(Website and app data records)

====================

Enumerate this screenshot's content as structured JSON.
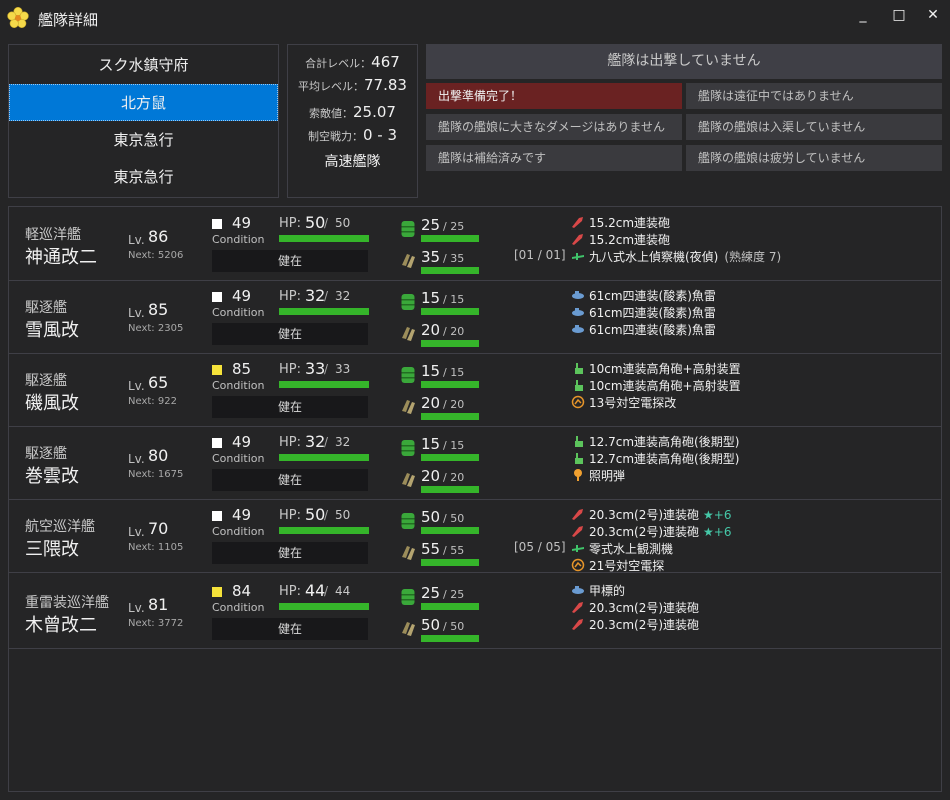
{
  "window": {
    "title": "艦隊詳細",
    "controls": [
      "_",
      "□",
      "✕"
    ]
  },
  "fleets": [
    {
      "label": "スク水鎮守府",
      "selected": false
    },
    {
      "label": "北方鼠",
      "selected": true
    },
    {
      "label": "東京急行",
      "selected": false
    },
    {
      "label": "東京急行",
      "selected": false
    }
  ],
  "fleet_stats": {
    "total_level_label": "合計レベル：",
    "total_level": "467",
    "avg_level_label": "平均レベル：",
    "avg_level": "77.83",
    "los_label": "索敵値：",
    "los": "25.07",
    "air_label": "制空戦力：",
    "air": "0 - 3",
    "speed": "高速艦隊"
  },
  "status": {
    "main": "艦隊は出撃していません",
    "cells": [
      {
        "text": "出撃準備完了！",
        "ready": true
      },
      {
        "text": "艦隊は遠征中ではありません",
        "ready": false
      },
      {
        "text": "艦隊の艦娘に大きなダメージはありません",
        "ready": false
      },
      {
        "text": "艦隊の艦娘は入渠していません",
        "ready": false
      },
      {
        "text": "艦隊は補給済みです",
        "ready": false
      },
      {
        "text": "艦隊の艦娘は疲労していません",
        "ready": false
      }
    ]
  },
  "ships": [
    {
      "type": "軽巡洋艦",
      "name": "神通改二",
      "level": "86",
      "next": "5206",
      "condition": "49",
      "condition_high": false,
      "hp": "50",
      "hp_max": "50",
      "fuel": "25",
      "fuel_max": "25",
      "ammo": "35",
      "ammo_max": "35",
      "health": "健在",
      "slot_count": "[01 / 01]",
      "equipment": [
        {
          "icon": "main-gun-icon",
          "name": "15.2cm連装砲",
          "star": "",
          "prof": ""
        },
        {
          "icon": "main-gun-icon",
          "name": "15.2cm連装砲",
          "star": "",
          "prof": ""
        },
        {
          "icon": "seaplane-icon",
          "name": "九八式水上偵察機(夜偵)",
          "star": "",
          "prof": "(熟練度 7)"
        }
      ]
    },
    {
      "type": "駆逐艦",
      "name": "雪風改",
      "level": "85",
      "next": "2305",
      "condition": "49",
      "condition_high": false,
      "hp": "32",
      "hp_max": "32",
      "fuel": "15",
      "fuel_max": "15",
      "ammo": "20",
      "ammo_max": "20",
      "health": "健在",
      "slot_count": "",
      "equipment": [
        {
          "icon": "torpedo-icon",
          "name": "61cm四連装(酸素)魚雷",
          "star": "",
          "prof": ""
        },
        {
          "icon": "torpedo-icon",
          "name": "61cm四連装(酸素)魚雷",
          "star": "",
          "prof": ""
        },
        {
          "icon": "torpedo-icon",
          "name": "61cm四連装(酸素)魚雷",
          "star": "",
          "prof": ""
        }
      ]
    },
    {
      "type": "駆逐艦",
      "name": "磯風改",
      "level": "65",
      "next": "922",
      "condition": "85",
      "condition_high": true,
      "hp": "33",
      "hp_max": "33",
      "fuel": "15",
      "fuel_max": "15",
      "ammo": "20",
      "ammo_max": "20",
      "health": "健在",
      "slot_count": "",
      "equipment": [
        {
          "icon": "secondary-gun-icon",
          "name": "10cm連装高角砲+高射装置",
          "star": "",
          "prof": ""
        },
        {
          "icon": "secondary-gun-icon",
          "name": "10cm連装高角砲+高射装置",
          "star": "",
          "prof": ""
        },
        {
          "icon": "radar-icon",
          "name": "13号対空電探改",
          "star": "",
          "prof": ""
        }
      ]
    },
    {
      "type": "駆逐艦",
      "name": "巻雲改",
      "level": "80",
      "next": "1675",
      "condition": "49",
      "condition_high": false,
      "hp": "32",
      "hp_max": "32",
      "fuel": "15",
      "fuel_max": "15",
      "ammo": "20",
      "ammo_max": "20",
      "health": "健在",
      "slot_count": "",
      "equipment": [
        {
          "icon": "secondary-gun-icon",
          "name": "12.7cm連装高角砲(後期型)",
          "star": "",
          "prof": ""
        },
        {
          "icon": "secondary-gun-icon",
          "name": "12.7cm連装高角砲(後期型)",
          "star": "",
          "prof": ""
        },
        {
          "icon": "flare-icon",
          "name": "照明弾",
          "star": "",
          "prof": ""
        }
      ]
    },
    {
      "type": "航空巡洋艦",
      "name": "三隈改",
      "level": "70",
      "next": "1105",
      "condition": "49",
      "condition_high": false,
      "hp": "50",
      "hp_max": "50",
      "fuel": "50",
      "fuel_max": "50",
      "ammo": "55",
      "ammo_max": "55",
      "health": "健在",
      "slot_count": "[05 / 05]",
      "equipment": [
        {
          "icon": "main-gun-icon",
          "name": "20.3cm(2号)連装砲",
          "star": "★+6",
          "prof": ""
        },
        {
          "icon": "main-gun-icon",
          "name": "20.3cm(2号)連装砲",
          "star": "★+6",
          "prof": ""
        },
        {
          "icon": "seaplane-icon",
          "name": "零式水上観測機",
          "star": "",
          "prof": ""
        },
        {
          "icon": "radar-icon",
          "name": "21号対空電探",
          "star": "",
          "prof": ""
        }
      ]
    },
    {
      "type": "重雷装巡洋艦",
      "name": "木曾改二",
      "level": "81",
      "next": "3772",
      "condition": "84",
      "condition_high": true,
      "hp": "44",
      "hp_max": "44",
      "fuel": "25",
      "fuel_max": "25",
      "ammo": "50",
      "ammo_max": "50",
      "health": "健在",
      "slot_count": "",
      "equipment": [
        {
          "icon": "torpedo-icon",
          "name": "甲標的",
          "star": "",
          "prof": ""
        },
        {
          "icon": "main-gun-icon",
          "name": "20.3cm(2号)連装砲",
          "star": "",
          "prof": ""
        },
        {
          "icon": "main-gun-icon",
          "name": "20.3cm(2号)連装砲",
          "star": "",
          "prof": ""
        }
      ]
    }
  ],
  "labels": {
    "lv": "Lv.",
    "next": "Next:",
    "condition": "Condition",
    "hp": "HP:",
    "slash": "/"
  },
  "colors": {
    "accent": "#0078d7",
    "bar": "#35b52a",
    "ready": "#6a2222",
    "cond_high": "#f5e23a",
    "star": "#45c8a8"
  }
}
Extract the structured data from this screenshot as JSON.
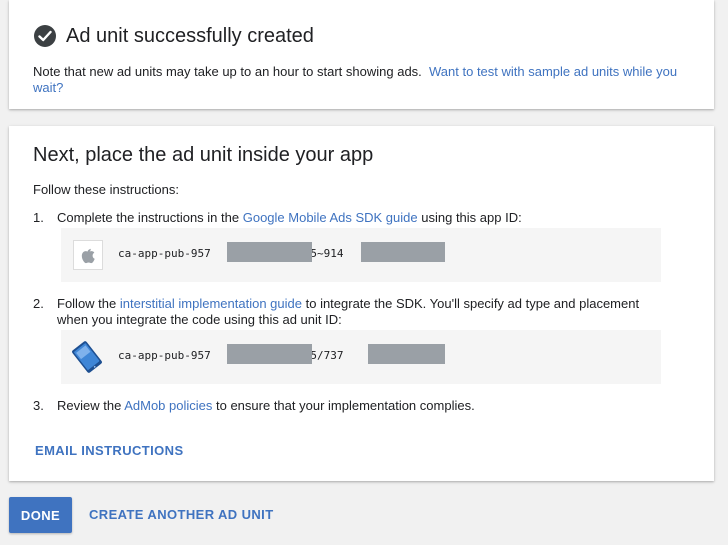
{
  "success_card": {
    "title": "Ad unit successfully created",
    "note_text": "Note that new ad units may take up to an hour to start showing ads.",
    "note_link": "Want to test with sample ad units while you wait?",
    "icon": "check-circle-icon"
  },
  "instructions_card": {
    "title": "Next, place the ad unit inside your app",
    "intro": "Follow these instructions:",
    "step1": {
      "number": "1.",
      "text_before": "Complete the instructions in the",
      "link": "Google Mobile Ads SDK guide",
      "text_after": "using this app ID:",
      "id_prefix": "ca-app-pub-957",
      "id_middle": "75~914",
      "icon": "apple-icon"
    },
    "step2": {
      "number": "2.",
      "text_before": "Follow the",
      "link": "interstitial implementation guide",
      "text_after": "to integrate the SDK. You'll specify ad type and placement when you integrate the code using this ad unit ID:",
      "id_prefix": "ca-app-pub-957",
      "id_middle": "75/737",
      "icon": "interstitial-ad-icon"
    },
    "step3": {
      "number": "3.",
      "text_before": "Review the",
      "link": "AdMob policies",
      "text_after": "to ensure that your implementation complies."
    },
    "email_button": "EMAIL INSTRUCTIONS"
  },
  "footer": {
    "done_button": "DONE",
    "create_button": "CREATE ANOTHER AD UNIT"
  },
  "colors": {
    "accent": "#3f73c0",
    "background": "#f1f1f1",
    "redaction": "#9aa0a6"
  }
}
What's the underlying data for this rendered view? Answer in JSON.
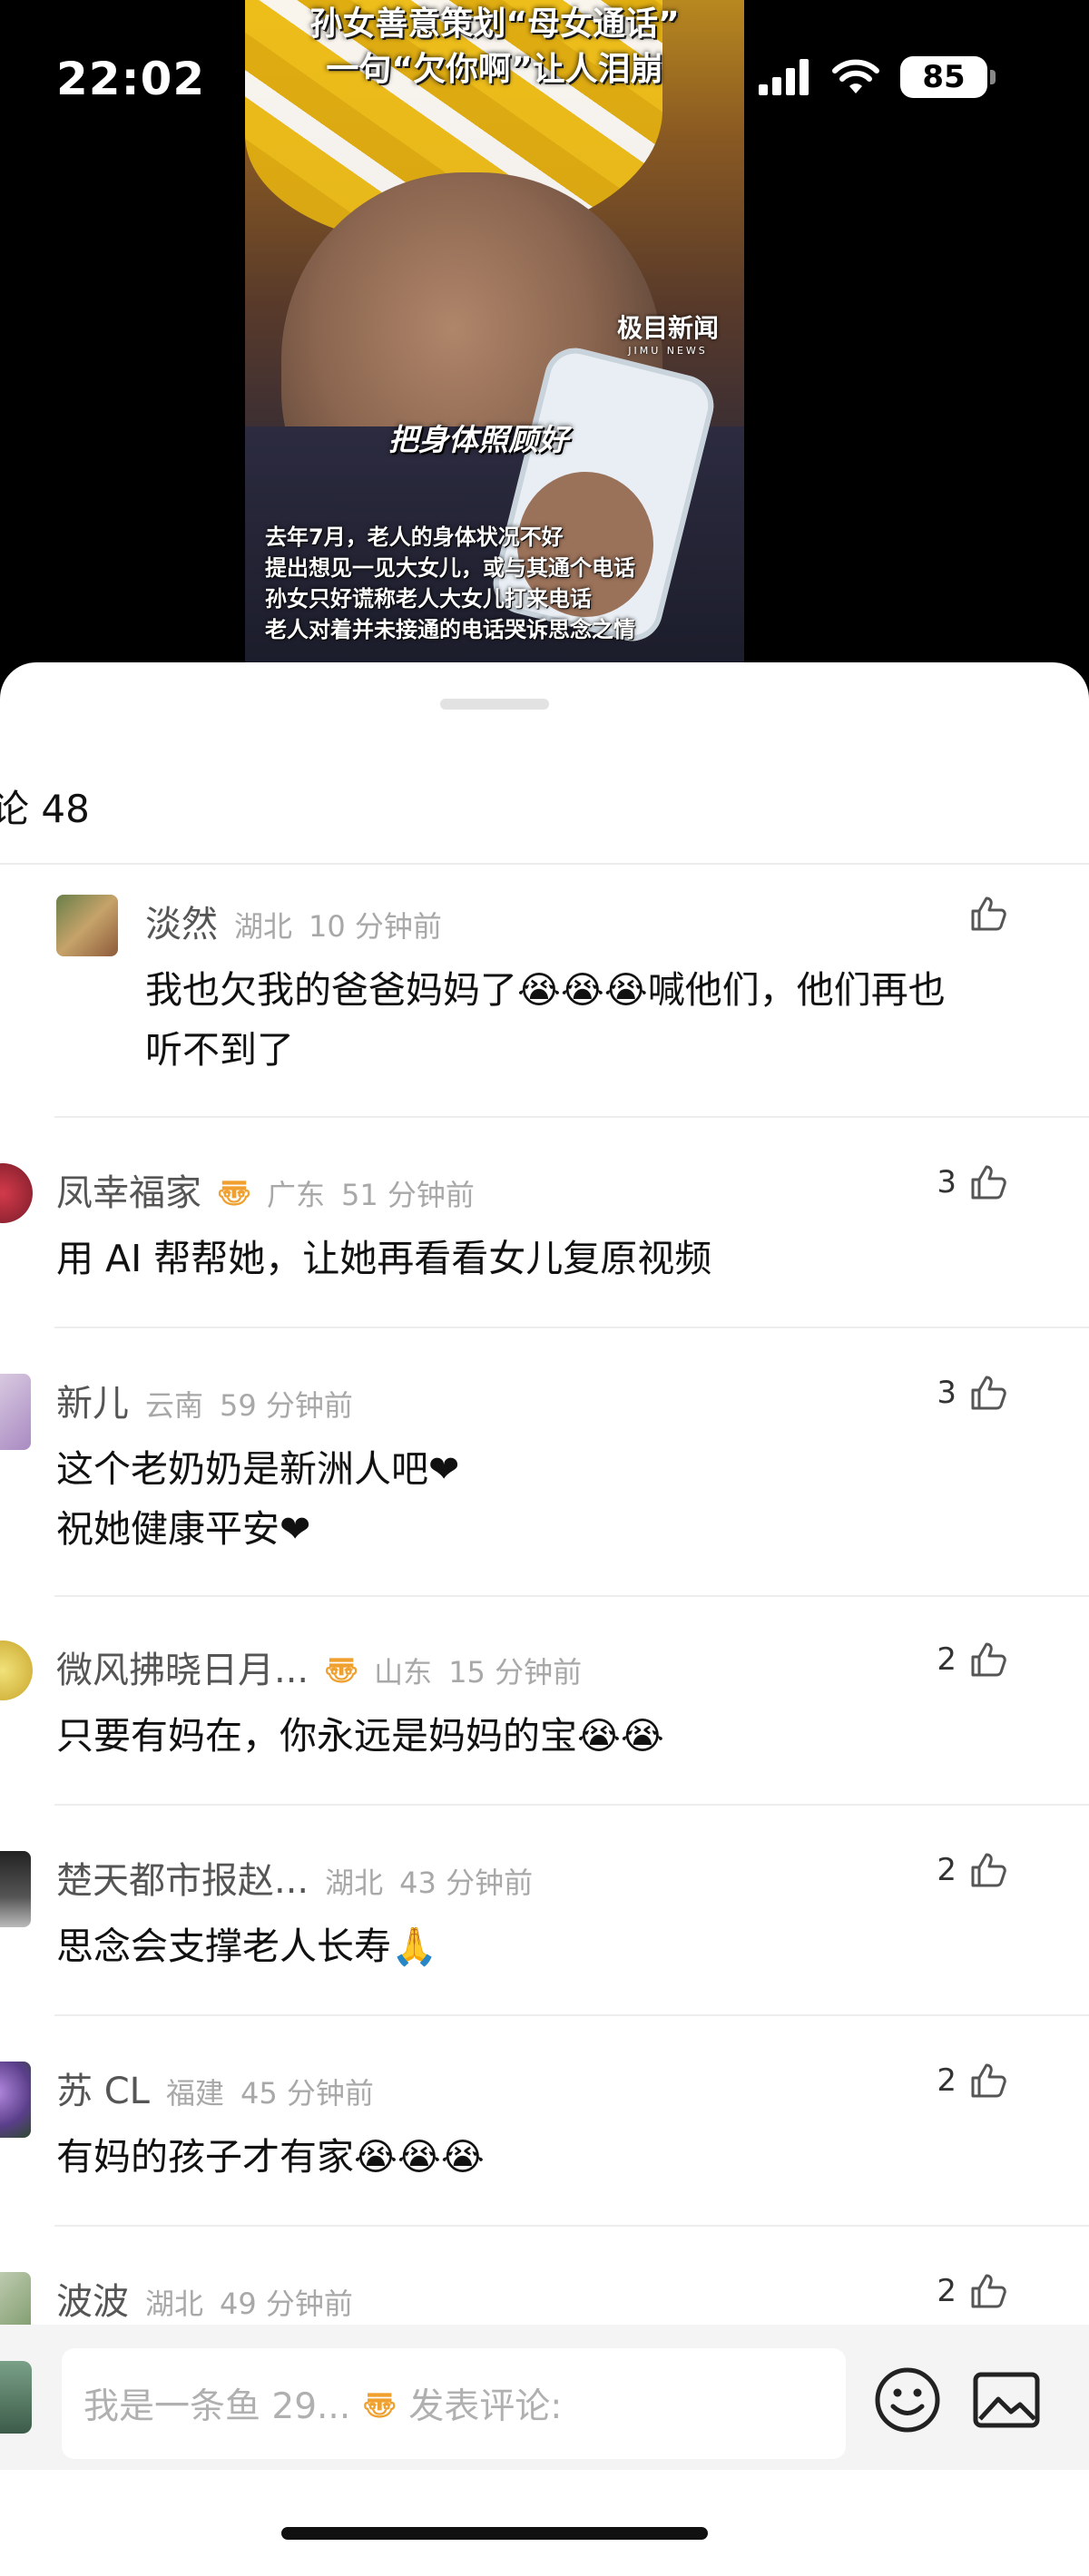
{
  "status_bar": {
    "time": "22:02",
    "battery": "85"
  },
  "video": {
    "title_line1": "孙女善意策划“母女通话”",
    "title_line2": "一句“欠你啊”让人泪崩",
    "logo": "极目新闻",
    "logo_sub": "JIMU NEWS",
    "caption": "把身体照顾好",
    "lines": [
      "去年7月，老人的身体状况不好",
      "提出想见一见大女儿，或与其通个电话",
      "孙女只好谎称老人大女儿打来电话",
      "老人对着并未接通的电话哭诉思念之情"
    ]
  },
  "comments_header": {
    "title": "论 48"
  },
  "comments": [
    {
      "name": "淡然",
      "badge": "",
      "location": "湖北",
      "time": "10 分钟前",
      "likes": "",
      "text_lines": [
        "我也欠我的爸爸妈妈了😭😭😭喊他们，他们再也",
        "听不到了"
      ]
    },
    {
      "name": "凤幸福家",
      "badge": "〠",
      "location": "广东",
      "time": "51 分钟前",
      "likes": "3",
      "text_lines": [
        "用 AI 帮帮她，让她再看看女儿复原视频"
      ]
    },
    {
      "name": "新儿",
      "badge": "",
      "location": "云南",
      "time": "59 分钟前",
      "likes": "3",
      "text_lines": [
        "这个老奶奶是新洲人吧❤",
        "祝她健康平安❤"
      ]
    },
    {
      "name": "微风拂晓日月...",
      "badge": "〠",
      "location": "山东",
      "time": "15 分钟前",
      "likes": "2",
      "text_lines": [
        "只要有妈在，你永远是妈妈的宝😭😭"
      ]
    },
    {
      "name": "楚天都市报赵...",
      "badge": "",
      "location": "湖北",
      "time": "43 分钟前",
      "likes": "2",
      "text_lines": [
        "思念会支撑老人长寿🙏"
      ]
    },
    {
      "name": "苏 CL",
      "badge": "",
      "location": "福建",
      "time": "45 分钟前",
      "likes": "2",
      "text_lines": [
        "有妈的孩子才有家😭😭😭"
      ]
    },
    {
      "name": "波波",
      "badge": "",
      "location": "湖北",
      "time": "49 分钟前",
      "likes": "2",
      "text_lines": []
    }
  ],
  "input_bar": {
    "placeholder_user": "我是一条鱼 29...",
    "placeholder_badge": "〠",
    "placeholder_action": "发表评论:"
  },
  "icons": {
    "like": "thumbs-up-icon",
    "emoji": "smiley-icon",
    "image": "image-icon",
    "signal": "signal-icon",
    "wifi": "wifi-icon",
    "battery": "battery-icon"
  },
  "colors": {
    "badge": "#f0a02e",
    "meta_gray": "#a8a8a8",
    "name_gray": "#555555",
    "text": "#111111"
  }
}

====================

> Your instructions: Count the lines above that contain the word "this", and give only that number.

> Answer below: 5